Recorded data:
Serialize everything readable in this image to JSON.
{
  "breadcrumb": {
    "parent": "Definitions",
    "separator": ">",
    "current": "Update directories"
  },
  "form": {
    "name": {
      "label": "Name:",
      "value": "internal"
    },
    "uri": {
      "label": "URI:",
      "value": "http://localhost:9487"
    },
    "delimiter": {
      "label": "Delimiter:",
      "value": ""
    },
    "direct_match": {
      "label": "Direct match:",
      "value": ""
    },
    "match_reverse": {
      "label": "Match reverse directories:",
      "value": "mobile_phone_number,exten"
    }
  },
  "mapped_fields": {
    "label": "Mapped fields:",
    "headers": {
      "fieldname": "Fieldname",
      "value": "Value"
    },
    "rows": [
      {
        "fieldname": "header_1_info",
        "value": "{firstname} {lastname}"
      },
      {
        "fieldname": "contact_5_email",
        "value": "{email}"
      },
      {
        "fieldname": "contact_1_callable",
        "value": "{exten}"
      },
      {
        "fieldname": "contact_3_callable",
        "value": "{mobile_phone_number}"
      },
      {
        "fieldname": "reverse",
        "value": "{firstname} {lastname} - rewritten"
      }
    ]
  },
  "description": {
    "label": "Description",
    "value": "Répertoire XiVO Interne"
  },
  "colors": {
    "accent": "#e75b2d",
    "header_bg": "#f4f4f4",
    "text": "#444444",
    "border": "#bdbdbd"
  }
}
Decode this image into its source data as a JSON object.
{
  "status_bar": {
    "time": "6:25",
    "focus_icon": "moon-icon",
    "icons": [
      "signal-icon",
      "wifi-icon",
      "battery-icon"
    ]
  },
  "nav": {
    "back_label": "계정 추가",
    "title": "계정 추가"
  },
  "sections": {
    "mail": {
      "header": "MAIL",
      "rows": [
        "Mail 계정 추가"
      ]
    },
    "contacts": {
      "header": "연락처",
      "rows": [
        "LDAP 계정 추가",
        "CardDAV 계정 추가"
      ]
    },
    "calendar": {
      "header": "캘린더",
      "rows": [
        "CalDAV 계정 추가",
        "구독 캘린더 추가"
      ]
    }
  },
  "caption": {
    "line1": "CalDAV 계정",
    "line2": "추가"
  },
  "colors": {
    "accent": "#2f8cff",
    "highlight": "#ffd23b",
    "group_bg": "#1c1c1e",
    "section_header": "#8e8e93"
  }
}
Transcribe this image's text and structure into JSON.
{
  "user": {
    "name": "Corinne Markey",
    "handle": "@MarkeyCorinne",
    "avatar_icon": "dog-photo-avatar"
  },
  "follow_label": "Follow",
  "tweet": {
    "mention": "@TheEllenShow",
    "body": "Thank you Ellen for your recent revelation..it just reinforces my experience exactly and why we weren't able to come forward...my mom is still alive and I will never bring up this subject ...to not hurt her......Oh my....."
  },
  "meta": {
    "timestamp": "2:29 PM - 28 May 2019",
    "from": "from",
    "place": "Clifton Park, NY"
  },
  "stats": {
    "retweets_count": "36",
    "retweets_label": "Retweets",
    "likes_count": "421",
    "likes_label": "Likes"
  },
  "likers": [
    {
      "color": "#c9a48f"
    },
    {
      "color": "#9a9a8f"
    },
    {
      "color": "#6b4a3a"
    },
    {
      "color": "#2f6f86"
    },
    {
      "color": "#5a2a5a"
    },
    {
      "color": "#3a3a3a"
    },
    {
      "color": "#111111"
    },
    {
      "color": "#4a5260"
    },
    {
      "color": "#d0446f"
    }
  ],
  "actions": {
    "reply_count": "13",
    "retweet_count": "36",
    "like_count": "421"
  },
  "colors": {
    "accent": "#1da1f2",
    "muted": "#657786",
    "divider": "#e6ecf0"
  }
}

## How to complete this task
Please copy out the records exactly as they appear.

## Reply to the exercise
Serialize everything readable in this image to JSON.
{
  "breadcrumb": {
    "parent": "Definitions",
    "separator": ">",
    "current": "Update directories"
  },
  "form": {
    "name": {
      "label": "Name:",
      "value": "internal"
    },
    "uri": {
      "label": "URI:",
      "value": "http://localhost:9487"
    },
    "delimiter": {
      "label": "Delimiter:",
      "value": ""
    },
    "direct_match": {
      "label": "Direct match:",
      "value": ""
    },
    "match_reverse": {
      "label": "Match reverse directories:",
      "value": "mobile_phone_number,exten"
    }
  },
  "mapped_fields": {
    "label": "Mapped fields:",
    "headers": {
      "fieldname": "Fieldname",
      "value": "Value"
    },
    "rows": [
      {
        "fieldname": "header_1_info",
        "value": "{firstname} {lastname}"
      },
      {
        "fieldname": "contact_5_email",
        "value": "{email}"
      },
      {
        "fieldname": "contact_1_callable",
        "value": "{exten}"
      },
      {
        "fieldname": "contact_3_callable",
        "value": "{mobile_phone_number}"
      },
      {
        "fieldname": "reverse",
        "value": "{firstname} {lastname} - rewritten"
      }
    ]
  },
  "description": {
    "label": "Description",
    "value": "Répertoire XiVO Interne"
  },
  "colors": {
    "accent": "#e75b2d",
    "header_bg": "#f4f4f4",
    "text": "#444444",
    "border": "#bdbdbd"
  }
}
Decode this image into its source data as a JSON object.
{
  "status_bar": {
    "time": "6:25",
    "focus_icon": "moon-icon",
    "icons": [
      "signal-icon",
      "wifi-icon",
      "battery-icon"
    ]
  },
  "nav": {
    "back_label": "계정 추가",
    "title": "계정 추가"
  },
  "sections": {
    "mail": {
      "header": "MAIL",
      "rows": [
        "Mail 계정 추가"
      ]
    },
    "contacts": {
      "header": "연락처",
      "rows": [
        "LDAP 계정 추가",
        "CardDAV 계정 추가"
      ]
    },
    "calendar": {
      "header": "캘린더",
      "rows": [
        "CalDAV 계정 추가",
        "구독 캘린더 추가"
      ]
    }
  },
  "caption": {
    "line1": "CalDAV 계정",
    "line2": "추가"
  },
  "colors": {
    "accent": "#2f8cff",
    "highlight": "#ffd23b",
    "group_bg": "#1c1c1e",
    "section_header": "#8e8e93"
  }
}
Transcribe this image's text and structure into JSON.
{
  "user": {
    "name": "Corinne Markey",
    "handle": "@MarkeyCorinne",
    "avatar_icon": "dog-photo-avatar"
  },
  "follow_label": "Follow",
  "tweet": {
    "mention": "@TheEllenShow",
    "body": "Thank you Ellen for your recent revelation..it just reinforces my experience exactly and why we weren't able to come forward...my mom is still alive and I will never bring up this subject ...to not hurt her......Oh my....."
  },
  "meta": {
    "timestamp": "2:29 PM - 28 May 2019",
    "from": "from",
    "place": "Clifton Park, NY"
  },
  "stats": {
    "retweets_count": "36",
    "retweets_label": "Retweets",
    "likes_count": "421",
    "likes_label": "Likes"
  },
  "likers": [
    {
      "color": "#c9a48f"
    },
    {
      "color": "#9a9a8f"
    },
    {
      "color": "#6b4a3a"
    },
    {
      "color": "#2f6f86"
    },
    {
      "color": "#5a2a5a"
    },
    {
      "color": "#3a3a3a"
    },
    {
      "color": "#111111"
    },
    {
      "color": "#4a5260"
    },
    {
      "color": "#d0446f"
    }
  ],
  "actions": {
    "reply_count": "13",
    "retweet_count": "36",
    "like_count": "421"
  },
  "colors": {
    "accent": "#1da1f2",
    "muted": "#657786",
    "divider": "#e6ecf0"
  }
}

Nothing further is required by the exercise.